▸ Dataset rows for apps and sites
--- START ---
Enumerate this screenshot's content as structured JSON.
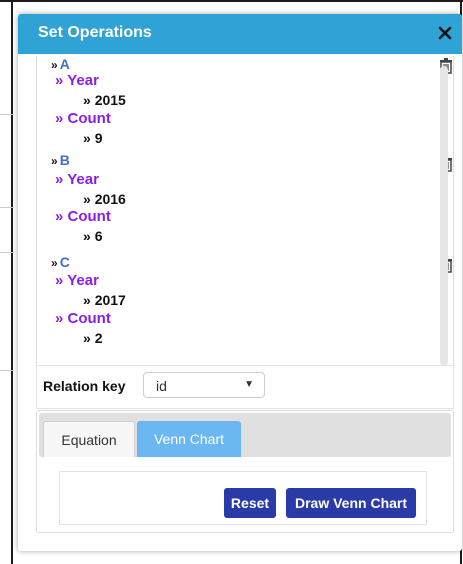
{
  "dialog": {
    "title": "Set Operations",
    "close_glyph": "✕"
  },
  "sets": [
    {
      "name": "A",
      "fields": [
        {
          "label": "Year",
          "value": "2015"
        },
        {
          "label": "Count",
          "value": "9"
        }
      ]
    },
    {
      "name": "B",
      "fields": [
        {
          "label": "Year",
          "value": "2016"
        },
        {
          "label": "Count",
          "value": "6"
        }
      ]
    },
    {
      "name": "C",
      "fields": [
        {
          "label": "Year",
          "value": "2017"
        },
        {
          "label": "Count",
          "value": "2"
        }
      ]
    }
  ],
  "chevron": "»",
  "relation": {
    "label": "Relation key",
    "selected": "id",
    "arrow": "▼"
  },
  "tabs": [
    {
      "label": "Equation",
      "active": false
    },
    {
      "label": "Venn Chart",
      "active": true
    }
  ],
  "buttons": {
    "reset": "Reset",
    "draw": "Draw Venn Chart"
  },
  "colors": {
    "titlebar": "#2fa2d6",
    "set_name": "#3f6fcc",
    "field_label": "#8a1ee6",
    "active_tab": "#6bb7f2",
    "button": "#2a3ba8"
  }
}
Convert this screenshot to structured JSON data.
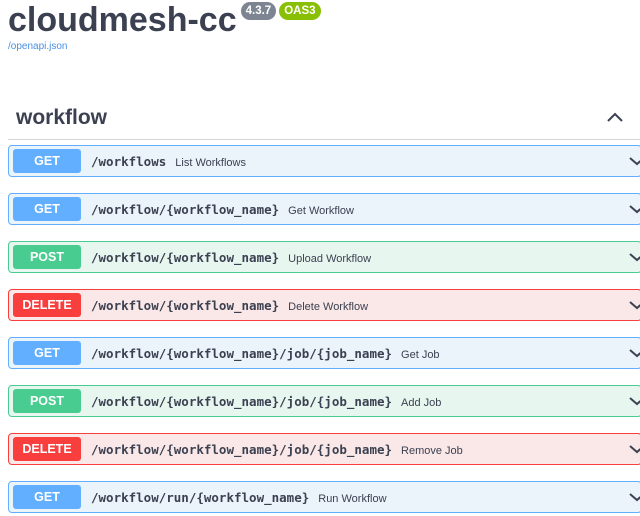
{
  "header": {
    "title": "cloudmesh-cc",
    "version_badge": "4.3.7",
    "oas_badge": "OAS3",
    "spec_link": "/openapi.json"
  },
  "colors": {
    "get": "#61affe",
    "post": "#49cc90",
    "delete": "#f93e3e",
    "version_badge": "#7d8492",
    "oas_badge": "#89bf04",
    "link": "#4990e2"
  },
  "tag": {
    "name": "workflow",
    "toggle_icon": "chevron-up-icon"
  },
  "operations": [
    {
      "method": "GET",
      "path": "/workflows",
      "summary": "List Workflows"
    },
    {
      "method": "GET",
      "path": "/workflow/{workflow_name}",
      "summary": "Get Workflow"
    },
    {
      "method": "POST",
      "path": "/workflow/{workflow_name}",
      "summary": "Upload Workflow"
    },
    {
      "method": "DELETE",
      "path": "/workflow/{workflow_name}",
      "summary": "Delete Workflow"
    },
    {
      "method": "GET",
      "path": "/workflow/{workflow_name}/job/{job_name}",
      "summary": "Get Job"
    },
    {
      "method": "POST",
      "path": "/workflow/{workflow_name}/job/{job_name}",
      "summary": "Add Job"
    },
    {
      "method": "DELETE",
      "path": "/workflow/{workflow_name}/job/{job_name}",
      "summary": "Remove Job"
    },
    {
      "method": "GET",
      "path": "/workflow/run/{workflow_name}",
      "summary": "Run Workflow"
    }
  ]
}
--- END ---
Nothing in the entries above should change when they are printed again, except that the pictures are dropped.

▸ Problem solution
Enumerate this screenshot's content as structured JSON.
{
  "dialog": {
    "title": "Set Operations",
    "close_glyph": "✕"
  },
  "sets": [
    {
      "name": "A",
      "fields": [
        {
          "label": "Year",
          "value": "2015"
        },
        {
          "label": "Count",
          "value": "9"
        }
      ]
    },
    {
      "name": "B",
      "fields": [
        {
          "label": "Year",
          "value": "2016"
        },
        {
          "label": "Count",
          "value": "6"
        }
      ]
    },
    {
      "name": "C",
      "fields": [
        {
          "label": "Year",
          "value": "2017"
        },
        {
          "label": "Count",
          "value": "2"
        }
      ]
    }
  ],
  "chevron": "»",
  "relation": {
    "label": "Relation key",
    "selected": "id",
    "arrow": "▼"
  },
  "tabs": [
    {
      "label": "Equation",
      "active": false
    },
    {
      "label": "Venn Chart",
      "active": true
    }
  ],
  "buttons": {
    "reset": "Reset",
    "draw": "Draw Venn Chart"
  },
  "colors": {
    "titlebar": "#2fa2d6",
    "set_name": "#3f6fcc",
    "field_label": "#8a1ee6",
    "active_tab": "#6bb7f2",
    "button": "#2a3ba8"
  }
}
Convert this screenshot to structured JSON data.
{
  "header": {
    "title": "cloudmesh-cc",
    "version_badge": "4.3.7",
    "oas_badge": "OAS3",
    "spec_link": "/openapi.json"
  },
  "colors": {
    "get": "#61affe",
    "post": "#49cc90",
    "delete": "#f93e3e",
    "version_badge": "#7d8492",
    "oas_badge": "#89bf04",
    "link": "#4990e2"
  },
  "tag": {
    "name": "workflow",
    "toggle_icon": "chevron-up-icon"
  },
  "operations": [
    {
      "method": "GET",
      "path": "/workflows",
      "summary": "List Workflows"
    },
    {
      "method": "GET",
      "path": "/workflow/{workflow_name}",
      "summary": "Get Workflow"
    },
    {
      "method": "POST",
      "path": "/workflow/{workflow_name}",
      "summary": "Upload Workflow"
    },
    {
      "method": "DELETE",
      "path": "/workflow/{workflow_name}",
      "summary": "Delete Workflow"
    },
    {
      "method": "GET",
      "path": "/workflow/{workflow_name}/job/{job_name}",
      "summary": "Get Job"
    },
    {
      "method": "POST",
      "path": "/workflow/{workflow_name}/job/{job_name}",
      "summary": "Add Job"
    },
    {
      "method": "DELETE",
      "path": "/workflow/{workflow_name}/job/{job_name}",
      "summary": "Remove Job"
    },
    {
      "method": "GET",
      "path": "/workflow/run/{workflow_name}",
      "summary": "Run Workflow"
    }
  ]
}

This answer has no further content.